:: Requirement ::
Restating the records exactly is the whole task.

= Beginning of Section =

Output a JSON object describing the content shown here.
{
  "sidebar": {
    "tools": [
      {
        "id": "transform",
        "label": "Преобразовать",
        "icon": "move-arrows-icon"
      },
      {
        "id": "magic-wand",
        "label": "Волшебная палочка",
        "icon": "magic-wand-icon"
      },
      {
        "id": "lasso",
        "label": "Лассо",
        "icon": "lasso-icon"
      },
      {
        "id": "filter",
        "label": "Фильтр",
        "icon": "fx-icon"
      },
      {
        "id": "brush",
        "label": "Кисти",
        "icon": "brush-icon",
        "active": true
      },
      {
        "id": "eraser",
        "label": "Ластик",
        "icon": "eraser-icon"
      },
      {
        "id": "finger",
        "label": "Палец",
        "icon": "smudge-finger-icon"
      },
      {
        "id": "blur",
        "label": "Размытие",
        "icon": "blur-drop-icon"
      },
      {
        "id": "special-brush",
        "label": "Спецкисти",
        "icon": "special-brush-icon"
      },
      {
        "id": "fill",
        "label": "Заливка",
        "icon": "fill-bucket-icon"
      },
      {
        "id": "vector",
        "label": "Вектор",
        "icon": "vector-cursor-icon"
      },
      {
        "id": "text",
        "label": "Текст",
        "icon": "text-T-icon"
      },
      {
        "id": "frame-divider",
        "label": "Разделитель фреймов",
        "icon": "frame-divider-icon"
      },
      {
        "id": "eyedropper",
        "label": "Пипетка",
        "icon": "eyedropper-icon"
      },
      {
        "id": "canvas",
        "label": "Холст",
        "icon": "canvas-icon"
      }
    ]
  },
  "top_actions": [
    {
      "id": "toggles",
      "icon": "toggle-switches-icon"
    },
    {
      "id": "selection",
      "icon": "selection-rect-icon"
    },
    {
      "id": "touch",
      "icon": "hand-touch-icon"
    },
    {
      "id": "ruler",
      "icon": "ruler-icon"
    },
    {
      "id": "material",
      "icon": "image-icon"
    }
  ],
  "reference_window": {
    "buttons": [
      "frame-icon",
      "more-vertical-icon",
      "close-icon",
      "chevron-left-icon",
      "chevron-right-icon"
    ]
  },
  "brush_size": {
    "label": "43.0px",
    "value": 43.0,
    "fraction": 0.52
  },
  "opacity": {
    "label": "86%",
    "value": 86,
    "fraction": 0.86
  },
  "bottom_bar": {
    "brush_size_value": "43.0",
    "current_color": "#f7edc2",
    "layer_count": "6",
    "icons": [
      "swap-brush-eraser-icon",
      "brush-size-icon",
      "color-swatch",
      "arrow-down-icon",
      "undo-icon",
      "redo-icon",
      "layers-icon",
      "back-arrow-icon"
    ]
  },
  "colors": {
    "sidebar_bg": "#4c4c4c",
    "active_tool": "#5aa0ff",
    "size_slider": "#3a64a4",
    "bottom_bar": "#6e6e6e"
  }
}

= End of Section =

:: Exercise result ::
Output a JSON object describing the content shown here.
{
  "sidebar": {
    "tools": [
      {
        "id": "transform",
        "label": "Преобразовать",
        "icon": "move-arrows-icon"
      },
      {
        "id": "magic-wand",
        "label": "Волшебная палочка",
        "icon": "magic-wand-icon"
      },
      {
        "id": "lasso",
        "label": "Лассо",
        "icon": "lasso-icon"
      },
      {
        "id": "filter",
        "label": "Фильтр",
        "icon": "fx-icon"
      },
      {
        "id": "brush",
        "label": "Кисти",
        "icon": "brush-icon",
        "active": true
      },
      {
        "id": "eraser",
        "label": "Ластик",
        "icon": "eraser-icon"
      },
      {
        "id": "finger",
        "label": "Палец",
        "icon": "smudge-finger-icon"
      },
      {
        "id": "blur",
        "label": "Размытие",
        "icon": "blur-drop-icon"
      },
      {
        "id": "special-brush",
        "label": "Спецкисти",
        "icon": "special-brush-icon"
      },
      {
        "id": "fill",
        "label": "Заливка",
        "icon": "fill-bucket-icon"
      },
      {
        "id": "vector",
        "label": "Вектор",
        "icon": "vector-cursor-icon"
      },
      {
        "id": "text",
        "label": "Текст",
        "icon": "text-T-icon"
      },
      {
        "id": "frame-divider",
        "label": "Разделитель фреймов",
        "icon": "frame-divider-icon"
      },
      {
        "id": "eyedropper",
        "label": "Пипетка",
        "icon": "eyedropper-icon"
      },
      {
        "id": "canvas",
        "label": "Холст",
        "icon": "canvas-icon"
      }
    ]
  },
  "top_actions": [
    {
      "id": "toggles",
      "icon": "toggle-switches-icon"
    },
    {
      "id": "selection",
      "icon": "selection-rect-icon"
    },
    {
      "id": "touch",
      "icon": "hand-touch-icon"
    },
    {
      "id": "ruler",
      "icon": "ruler-icon"
    },
    {
      "id": "material",
      "icon": "image-icon"
    }
  ],
  "reference_window": {
    "buttons": [
      "frame-icon",
      "more-vertical-icon",
      "close-icon",
      "chevron-left-icon",
      "chevron-right-icon"
    ]
  },
  "brush_size": {
    "label": "43.0px",
    "value": 43.0,
    "fraction": 0.52
  },
  "opacity": {
    "label": "86%",
    "value": 86,
    "fraction": 0.86
  },
  "bottom_bar": {
    "brush_size_value": "43.0",
    "current_color": "#f7edc2",
    "layer_count": "6",
    "icons": [
      "swap-brush-eraser-icon",
      "brush-size-icon",
      "color-swatch",
      "arrow-down-icon",
      "undo-icon",
      "redo-icon",
      "layers-icon",
      "back-arrow-icon"
    ]
  },
  "colors": {
    "sidebar_bg": "#4c4c4c",
    "active_tool": "#5aa0ff",
    "size_slider": "#3a64a4",
    "bottom_bar": "#6e6e6e"
  }
}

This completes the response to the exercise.